Not all severances can be re-unified. Leading a philosophical life–what David E. Cooper has called the Practical Vision of philosophy–is rather like metanoia, very akin to a conversion experience. (I hope the reader isn’t pulling out her hair. The New Atheist is scoffing, snorting and scoffing, but no matter.) After metanoia, the philosopher sees himself, as one conversation partner elegantly put it this week, on a different path than the one the other is still on. (Here, the other is beholden still to a Theoretical Vision of philosophy.) It is not that there is a measurable distance between one and the other, between life and life. It is rather that the gulf becomes immeasurable, infinite, heterodoxical. I recall who I was then, I realize why I was drawn to him, I enjoyed the time I spent with him, but I can’t see how, because of who I am now, we can go on together. It is difficult not to sound cavalier or uncaring to say that there is nothing wrong with the thought that one way of life could be incommensurable with another, nor is it easy to avoid sounding hubristic when one asserts that there is everything decent and good about the idea of a human life being the activity of unfolding, growing, radiating, dying and living again. Perhaps the point to make is that I have given up asserting and defending, in some eristical fashion, and given myself up to elucidating and showing.

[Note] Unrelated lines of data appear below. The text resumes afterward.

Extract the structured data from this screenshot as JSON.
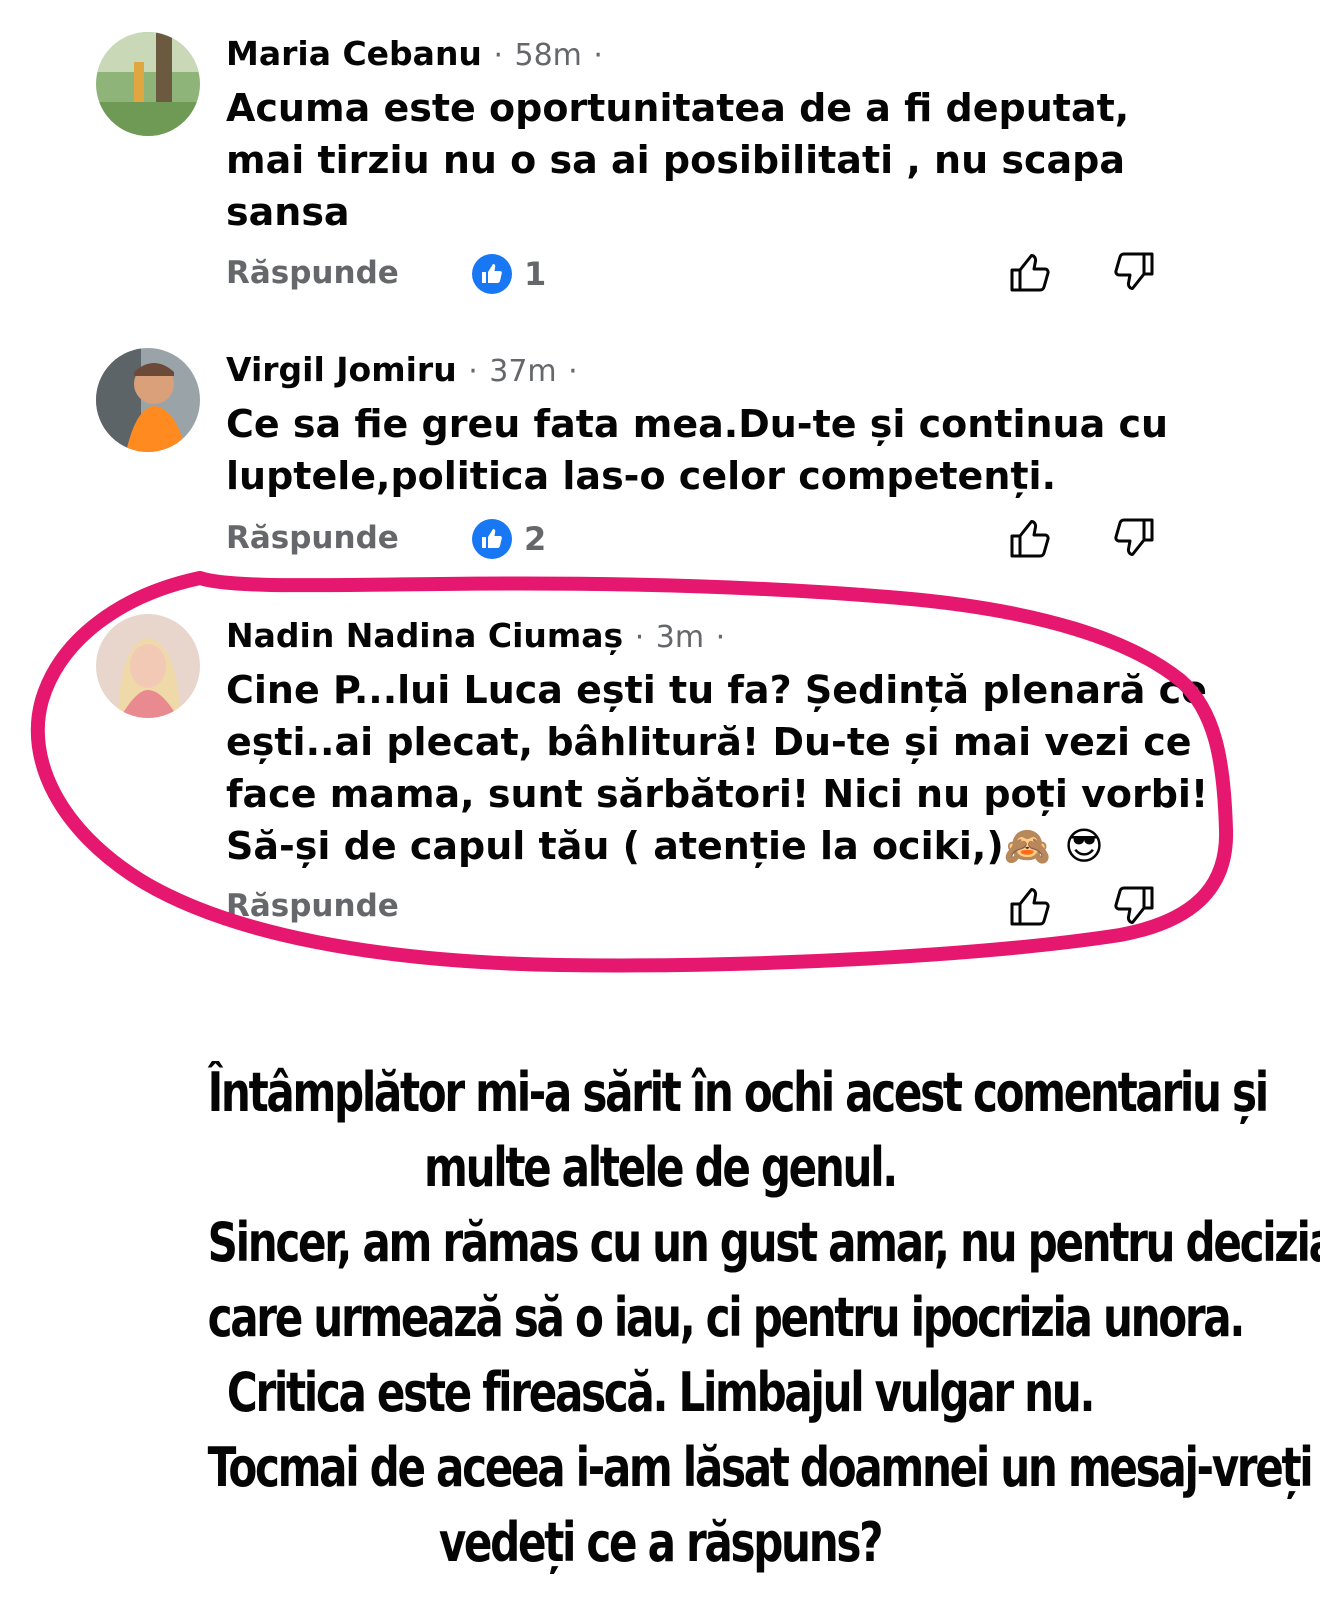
{
  "comments": [
    {
      "author": "Maria Cebanu",
      "time": "58m",
      "lines": [
        "Acuma este oportunitatea de a fi deputat,",
        "mai tirziu nu o sa ai posibilitati , nu scapa",
        "sansa"
      ],
      "reply_label": "Răspunde",
      "likes": "1",
      "avatar_icon": "park-photo"
    },
    {
      "author": "Virgil Jomiru",
      "time": "37m",
      "lines": [
        "Ce sa fie greu fata mea.Du-te și continua cu",
        "luptele,politica las-o celor competenți."
      ],
      "reply_label": "Răspunde",
      "likes": "2",
      "avatar_icon": "man-in-car-photo"
    },
    {
      "author": "Nadin Nadina Ciumaș",
      "time": "3m",
      "lines": [
        "Cine P...lui Luca ești tu fa? Ședință plenară ce",
        "ești..ai plecat, bâhlitură! Du-te și mai vezi ce",
        "face mama, sunt sărbători! Nici nu poți vorbi!",
        "Să-și de capul tău ( atenție la ociki,)"
      ],
      "emoji": [
        "🙈",
        "😎"
      ],
      "reply_label": "Răspunde",
      "avatar_icon": "woman-portrait-photo"
    }
  ],
  "separator": "·",
  "caption": [
    "Întâmplător mi-a sărit în ochi acest comentariu și",
    "multe altele de genul.",
    "Sincer, am rămas cu un gust amar, nu pentru decizia",
    "care urmează să o iau, ci pentru ipocrizia unora.",
    "Critica este firească. Limbajul vulgar nu.",
    "Tocmai de aceea i-am lăsat doamnei un mesaj-vreți să",
    "vedeți ce a răspuns?"
  ],
  "colors": {
    "highlight": "#e5176e",
    "like_blue": "#1877f2",
    "meta_gray": "#65676b"
  }
}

It’s a good question, M., and, no, you’ve not harmed or offended me. I think we met when I was slowly, ever so slowly saying goodbye to one way of life, one that had placed the university as its keystone, and when I was just then greeting, quite gingerly and tentatively, a new way of life that was about to unfold. Then, I believed that friends were those whom you held onto, those to whom you held fast. Now, I believe that friends are fellow travelers for a time: they come into your life and, on the exhalation, they go out of your life. To me, that’s all right. [I nearly wrote: "To me, that is as it should be."] Now, most of my time is spent thinking in public and working in my philosophy practice.
My days are full**, I have found my place. Yesterday, I had lunch with a beautiful woman–an artist and recent divorcee–whom I’ve been working with for a little over a year. Her 4 yr. old son sat on my lap, calling it “cozy.” Earlier this morning, I spoke with a woman based in Berlin; she reminded me of geese. Later this afternoon, I’ll speak, as I often do around this time, with a woman I adore who’s living on the West Coast. I don’t know whether this conversation–whether any–will be the last. When I do things right, I give her the last words.
In the evening, I received a reply. It contained a quizzical accusation.
** The line is a quote without proper attribution. In a letter I received from another, the original reads: “My days are full of life.” This strikes me, iambs and all, as a radiant example of completeness.
I speak about category mistakes with respect to apologies in “Most Americans are Highly Apologetic.” In the latter, I try to show that many of our mistakes are best regarded as follies or as errors in judgment. I have begun thinking that errors in judgment, of which I have made plenty, long for amends-making. I draw attention to the lived importance of first lines and final words in this piece on love and death.